[DATA]:
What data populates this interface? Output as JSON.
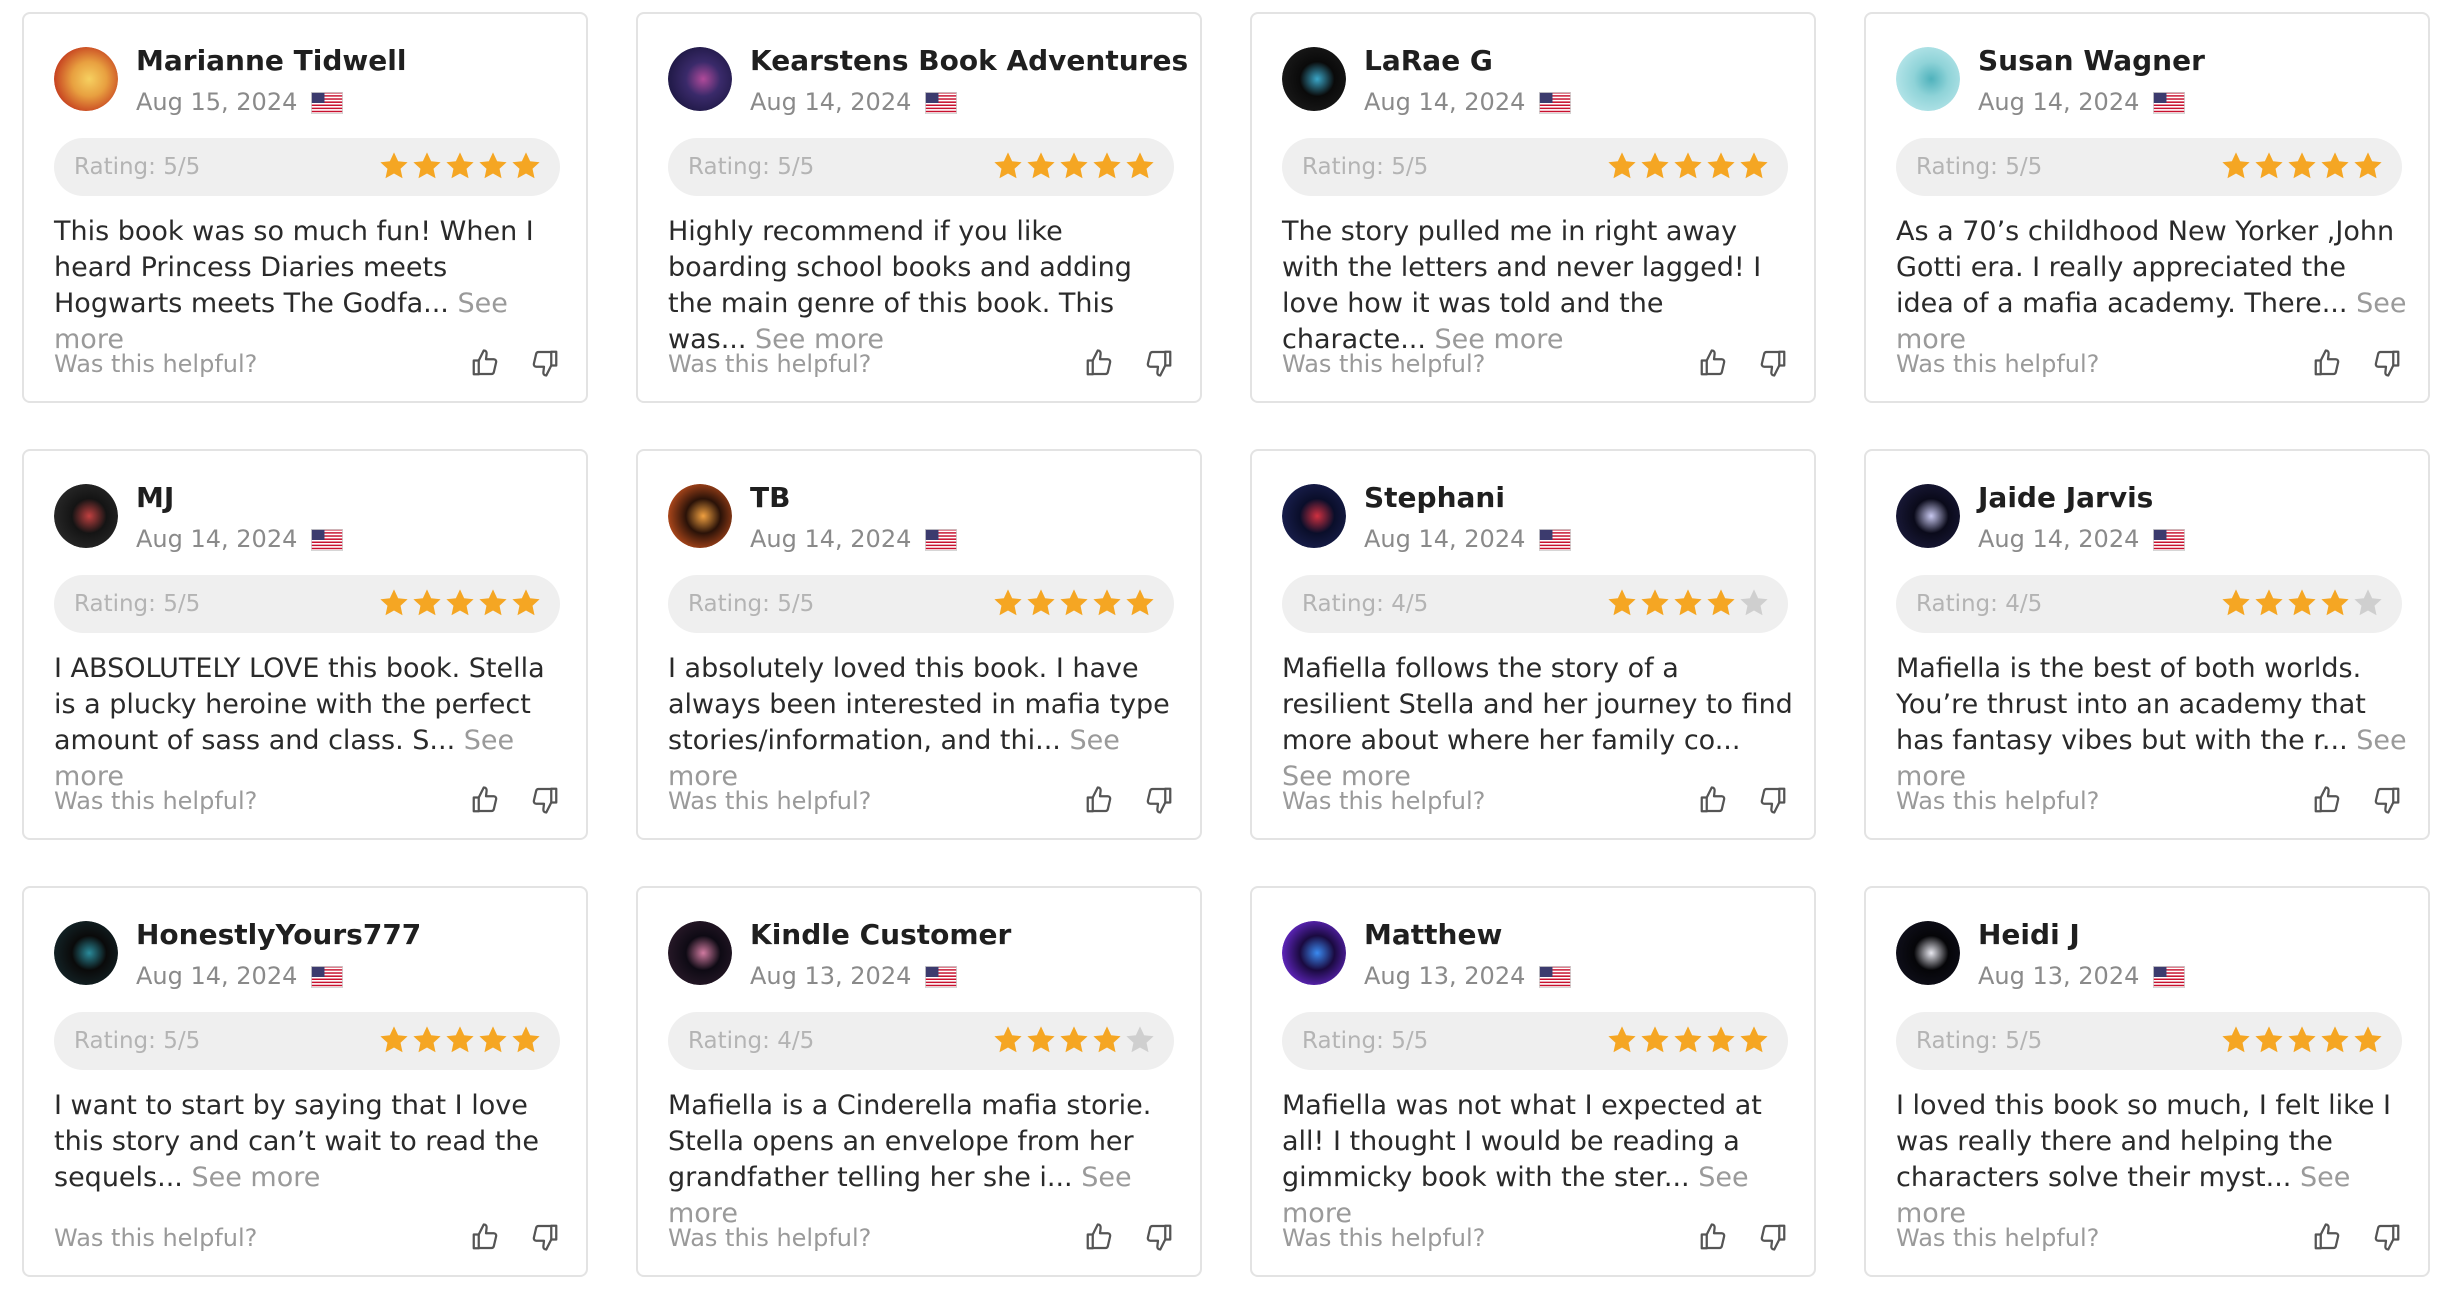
{
  "ui": {
    "rating_prefix": "Rating: ",
    "helpful_label": "Was this helpful?",
    "see_more_label": "See more",
    "flag_icon": "us-flag-icon",
    "thumb_up_icon": "thumbs-up-icon",
    "thumb_down_icon": "thumbs-down-icon",
    "colors": {
      "star_filled": "#f5a623",
      "star_empty": "#cfcfcf",
      "rating_bg": "#efefef",
      "border": "#e3e3e3",
      "muted_text": "#9a9a9a"
    }
  },
  "reviews": [
    {
      "name": "Marianne Tidwell",
      "date": "Aug 15, 2024",
      "rating_text": "Rating: 5/5",
      "stars": 5,
      "text": "This book was so much fun! When I heard Princess Diaries meets Hogwarts meets The Godfa...",
      "avatar_colors": [
        "#e8a040",
        "#c0301a",
        "#f6d060"
      ]
    },
    {
      "name": "Kearstens Book Adventures",
      "date": "Aug 14, 2024",
      "rating_text": "Rating: 5/5",
      "stars": 5,
      "text": "Highly recommend if you like boarding school books and adding the main genre of this book. This was...",
      "avatar_colors": [
        "#3a2a6a",
        "#1b1640",
        "#b04a9a"
      ]
    },
    {
      "name": "LaRae G",
      "date": "Aug 14, 2024",
      "rating_text": "Rating: 5/5",
      "stars": 5,
      "text": "The story pulled me in right away with the letters and never lagged! I love how it was told and the characte...",
      "avatar_colors": [
        "#0a0a0a",
        "#1a1a1a",
        "#3aa6c8"
      ]
    },
    {
      "name": "Susan Wagner",
      "date": "Aug 14, 2024",
      "rating_text": "Rating: 5/5",
      "stars": 5,
      "text": "As a 70’s childhood New Yorker ,John Gotti era. I really appreciated the idea of a mafia academy. There...",
      "avatar_colors": [
        "#8fd3d8",
        "#b8e6ea",
        "#4fb2bc"
      ]
    },
    {
      "name": "MJ",
      "date": "Aug 14, 2024",
      "rating_text": "Rating: 5/5",
      "stars": 5,
      "text": "I ABSOLUTELY LOVE this book. Stella is a plucky heroine with the perfect amount of sass and class. S...",
      "avatar_colors": [
        "#141414",
        "#2a2a2a",
        "#c04040"
      ]
    },
    {
      "name": "TB",
      "date": "Aug 14, 2024",
      "rating_text": "Rating: 5/5",
      "stars": 5,
      "text": "I absolutely loved this book. I have always been interested in mafia type stories/information, and thi...",
      "avatar_colors": [
        "#2a1208",
        "#c2501e",
        "#f0a040"
      ]
    },
    {
      "name": "Stephani",
      "date": "Aug 14, 2024",
      "rating_text": "Rating: 4/5",
      "stars": 4,
      "text": "Mafiella follows the story of a resilient Stella and her journey to find more about where her family co...",
      "avatar_colors": [
        "#0a0e2a",
        "#1a2050",
        "#d03040"
      ]
    },
    {
      "name": "Jaide Jarvis",
      "date": "Aug 14, 2024",
      "rating_text": "Rating: 4/5",
      "stars": 4,
      "text": "Mafiella is the best of both worlds. You’re thrust into an academy that has fantasy vibes but with the r...",
      "avatar_colors": [
        "#0a0a1a",
        "#1a1a3a",
        "#c8c8f0"
      ]
    },
    {
      "name": "HonestlyYours777",
      "date": "Aug 14, 2024",
      "rating_text": "Rating: 5/5",
      "stars": 5,
      "text": "I want to start by saying that I love this story and can’t wait to read the sequels...",
      "avatar_colors": [
        "#0a0a0a",
        "#14262a",
        "#2a8a9a"
      ]
    },
    {
      "name": "Kindle Customer",
      "date": "Aug 13, 2024",
      "rating_text": "Rating: 4/5",
      "stars": 4,
      "text": "Mafiella is a Cinderella mafia storie. Stella opens an envelope from her grandfather telling her she i...",
      "avatar_colors": [
        "#0e0a14",
        "#2a1a2a",
        "#d07aa0"
      ]
    },
    {
      "name": "Matthew",
      "date": "Aug 13, 2024",
      "rating_text": "Rating: 5/5",
      "stars": 5,
      "text": "Mafiella was not what I expected at all! I thought I would be reading a gimmicky book with the ster...",
      "avatar_colors": [
        "#1a0a40",
        "#6a2ad0",
        "#3a8af0"
      ]
    },
    {
      "name": "Heidi J",
      "date": "Aug 13, 2024",
      "rating_text": "Rating: 5/5",
      "stars": 5,
      "text": "I loved this book so much, I felt like I was really there and helping the characters solve their myst...",
      "avatar_colors": [
        "#050508",
        "#10101c",
        "#e8e8f0"
      ]
    }
  ]
}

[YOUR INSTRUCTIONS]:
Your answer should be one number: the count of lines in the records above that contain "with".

[ANSWER TO THIS PROBLEM]:
4